→ **Problem requirements**: From the listing below, return every line with the string "potential" in it.

→ **Exercise materials**:

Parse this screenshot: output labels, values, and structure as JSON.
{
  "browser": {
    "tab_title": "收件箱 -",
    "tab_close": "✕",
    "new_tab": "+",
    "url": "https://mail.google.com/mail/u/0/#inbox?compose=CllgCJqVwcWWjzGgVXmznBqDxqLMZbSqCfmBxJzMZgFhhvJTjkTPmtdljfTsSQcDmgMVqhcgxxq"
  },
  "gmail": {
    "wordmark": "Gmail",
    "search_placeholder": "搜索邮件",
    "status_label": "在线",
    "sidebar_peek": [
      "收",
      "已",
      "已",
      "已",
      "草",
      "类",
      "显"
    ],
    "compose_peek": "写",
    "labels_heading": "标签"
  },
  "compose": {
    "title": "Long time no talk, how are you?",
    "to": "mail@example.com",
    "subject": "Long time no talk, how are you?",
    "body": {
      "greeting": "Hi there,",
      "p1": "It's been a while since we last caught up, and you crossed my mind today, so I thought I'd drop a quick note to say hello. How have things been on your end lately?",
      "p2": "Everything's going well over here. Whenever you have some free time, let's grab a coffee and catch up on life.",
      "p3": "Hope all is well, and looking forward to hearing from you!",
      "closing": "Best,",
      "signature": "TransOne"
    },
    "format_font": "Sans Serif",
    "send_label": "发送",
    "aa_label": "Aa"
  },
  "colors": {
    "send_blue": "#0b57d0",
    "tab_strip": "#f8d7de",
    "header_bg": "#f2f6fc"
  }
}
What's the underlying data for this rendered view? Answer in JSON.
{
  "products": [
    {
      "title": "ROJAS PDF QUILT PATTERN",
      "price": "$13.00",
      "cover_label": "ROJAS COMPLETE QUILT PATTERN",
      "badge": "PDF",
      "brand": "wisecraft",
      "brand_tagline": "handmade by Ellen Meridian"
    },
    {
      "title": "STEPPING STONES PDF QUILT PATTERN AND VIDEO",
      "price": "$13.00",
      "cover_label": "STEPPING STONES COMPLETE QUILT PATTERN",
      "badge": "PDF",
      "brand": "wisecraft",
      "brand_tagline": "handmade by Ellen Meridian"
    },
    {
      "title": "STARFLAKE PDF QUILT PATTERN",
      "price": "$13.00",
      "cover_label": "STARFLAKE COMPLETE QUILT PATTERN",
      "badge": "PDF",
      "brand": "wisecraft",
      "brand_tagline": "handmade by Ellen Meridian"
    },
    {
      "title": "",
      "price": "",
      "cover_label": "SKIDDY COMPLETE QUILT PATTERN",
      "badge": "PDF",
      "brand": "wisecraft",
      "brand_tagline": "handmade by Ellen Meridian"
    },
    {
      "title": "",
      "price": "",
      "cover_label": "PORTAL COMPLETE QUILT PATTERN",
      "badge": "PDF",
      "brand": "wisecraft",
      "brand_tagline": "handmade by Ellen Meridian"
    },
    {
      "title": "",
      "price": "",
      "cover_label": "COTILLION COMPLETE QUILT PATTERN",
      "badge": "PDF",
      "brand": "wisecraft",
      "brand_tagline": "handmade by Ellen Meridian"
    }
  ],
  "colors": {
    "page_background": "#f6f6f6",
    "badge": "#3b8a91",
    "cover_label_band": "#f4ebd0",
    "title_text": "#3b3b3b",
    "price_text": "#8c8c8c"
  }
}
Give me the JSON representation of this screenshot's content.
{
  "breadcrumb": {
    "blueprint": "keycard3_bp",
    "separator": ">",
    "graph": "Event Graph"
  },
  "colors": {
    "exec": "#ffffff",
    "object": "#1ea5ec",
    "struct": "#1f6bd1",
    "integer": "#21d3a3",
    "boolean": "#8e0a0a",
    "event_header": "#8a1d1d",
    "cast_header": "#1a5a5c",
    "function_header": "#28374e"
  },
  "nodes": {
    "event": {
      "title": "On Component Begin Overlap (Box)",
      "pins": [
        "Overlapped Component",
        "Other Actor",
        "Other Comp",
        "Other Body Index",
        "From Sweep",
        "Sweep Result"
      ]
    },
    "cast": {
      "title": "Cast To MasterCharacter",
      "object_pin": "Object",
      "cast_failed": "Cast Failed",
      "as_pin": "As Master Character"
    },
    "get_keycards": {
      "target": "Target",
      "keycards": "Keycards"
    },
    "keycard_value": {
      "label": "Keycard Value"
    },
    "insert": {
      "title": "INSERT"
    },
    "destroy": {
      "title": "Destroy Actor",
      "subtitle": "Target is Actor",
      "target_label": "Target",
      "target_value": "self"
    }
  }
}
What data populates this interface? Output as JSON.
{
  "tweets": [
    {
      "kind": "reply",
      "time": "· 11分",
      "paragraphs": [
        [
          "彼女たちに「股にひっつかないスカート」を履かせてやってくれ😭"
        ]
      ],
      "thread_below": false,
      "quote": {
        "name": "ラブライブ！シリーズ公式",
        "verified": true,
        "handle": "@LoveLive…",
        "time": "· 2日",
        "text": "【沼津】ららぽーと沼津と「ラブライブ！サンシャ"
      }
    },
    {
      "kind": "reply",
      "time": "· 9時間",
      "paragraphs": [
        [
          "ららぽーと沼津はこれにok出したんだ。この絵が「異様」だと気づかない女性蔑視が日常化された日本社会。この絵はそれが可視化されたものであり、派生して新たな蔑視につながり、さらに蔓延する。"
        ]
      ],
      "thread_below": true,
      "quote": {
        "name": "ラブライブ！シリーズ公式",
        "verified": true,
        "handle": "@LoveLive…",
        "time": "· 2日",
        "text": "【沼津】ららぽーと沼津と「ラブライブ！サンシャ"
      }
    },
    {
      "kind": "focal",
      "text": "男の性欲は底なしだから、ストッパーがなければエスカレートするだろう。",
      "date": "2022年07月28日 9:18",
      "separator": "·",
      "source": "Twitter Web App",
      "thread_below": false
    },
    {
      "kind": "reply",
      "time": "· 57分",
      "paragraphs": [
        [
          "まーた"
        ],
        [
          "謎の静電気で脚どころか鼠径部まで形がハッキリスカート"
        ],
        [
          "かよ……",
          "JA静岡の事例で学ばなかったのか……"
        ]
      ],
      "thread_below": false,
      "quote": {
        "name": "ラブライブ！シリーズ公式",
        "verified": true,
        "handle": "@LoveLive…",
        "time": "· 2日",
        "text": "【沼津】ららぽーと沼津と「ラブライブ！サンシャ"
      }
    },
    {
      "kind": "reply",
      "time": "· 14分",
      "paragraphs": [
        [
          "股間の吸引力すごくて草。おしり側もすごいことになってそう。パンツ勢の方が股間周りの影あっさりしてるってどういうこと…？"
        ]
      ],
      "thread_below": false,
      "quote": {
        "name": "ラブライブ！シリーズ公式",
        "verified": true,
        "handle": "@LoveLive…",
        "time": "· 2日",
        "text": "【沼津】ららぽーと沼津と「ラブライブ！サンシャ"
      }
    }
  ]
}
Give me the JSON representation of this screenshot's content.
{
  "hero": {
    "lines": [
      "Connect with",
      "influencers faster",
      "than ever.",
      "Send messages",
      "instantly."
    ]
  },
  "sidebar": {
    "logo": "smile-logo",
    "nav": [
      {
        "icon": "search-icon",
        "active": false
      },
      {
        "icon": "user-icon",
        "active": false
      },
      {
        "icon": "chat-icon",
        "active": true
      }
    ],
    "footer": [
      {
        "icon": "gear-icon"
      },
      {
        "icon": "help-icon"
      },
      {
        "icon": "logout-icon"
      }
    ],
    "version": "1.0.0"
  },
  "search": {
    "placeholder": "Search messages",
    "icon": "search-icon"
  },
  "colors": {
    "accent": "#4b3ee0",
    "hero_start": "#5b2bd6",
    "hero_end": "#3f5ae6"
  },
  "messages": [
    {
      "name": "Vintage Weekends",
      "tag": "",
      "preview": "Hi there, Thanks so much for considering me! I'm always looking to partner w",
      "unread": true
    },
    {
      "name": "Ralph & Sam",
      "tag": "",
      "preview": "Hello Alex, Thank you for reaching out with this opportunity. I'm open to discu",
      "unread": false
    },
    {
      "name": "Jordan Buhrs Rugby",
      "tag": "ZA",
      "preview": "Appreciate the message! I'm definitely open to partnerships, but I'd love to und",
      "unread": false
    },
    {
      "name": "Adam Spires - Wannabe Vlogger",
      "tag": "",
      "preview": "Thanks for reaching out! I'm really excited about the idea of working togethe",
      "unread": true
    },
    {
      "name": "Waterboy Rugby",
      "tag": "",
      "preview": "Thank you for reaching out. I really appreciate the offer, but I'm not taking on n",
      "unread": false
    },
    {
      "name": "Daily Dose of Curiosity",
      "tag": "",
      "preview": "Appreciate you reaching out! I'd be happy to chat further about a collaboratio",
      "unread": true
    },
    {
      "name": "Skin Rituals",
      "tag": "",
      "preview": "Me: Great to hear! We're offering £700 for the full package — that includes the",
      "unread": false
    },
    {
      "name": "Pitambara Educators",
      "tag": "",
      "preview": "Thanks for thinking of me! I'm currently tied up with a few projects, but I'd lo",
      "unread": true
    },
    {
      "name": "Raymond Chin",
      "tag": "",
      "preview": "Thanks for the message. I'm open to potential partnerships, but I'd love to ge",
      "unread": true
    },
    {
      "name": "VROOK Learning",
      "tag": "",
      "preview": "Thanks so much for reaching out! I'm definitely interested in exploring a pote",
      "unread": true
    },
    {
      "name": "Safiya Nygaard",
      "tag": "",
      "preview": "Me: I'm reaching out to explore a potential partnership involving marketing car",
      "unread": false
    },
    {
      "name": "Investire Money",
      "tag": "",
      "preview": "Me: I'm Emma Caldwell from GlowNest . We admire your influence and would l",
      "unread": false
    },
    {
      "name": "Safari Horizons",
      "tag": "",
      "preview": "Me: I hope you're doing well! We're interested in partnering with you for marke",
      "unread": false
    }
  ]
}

→ **Output below**:
      "preview": "Thanks for the message. I'm open to potential partnerships, but I'd love to ge",
      "preview": "Me: I'm reaching out to explore a potential partnership involving marketing car",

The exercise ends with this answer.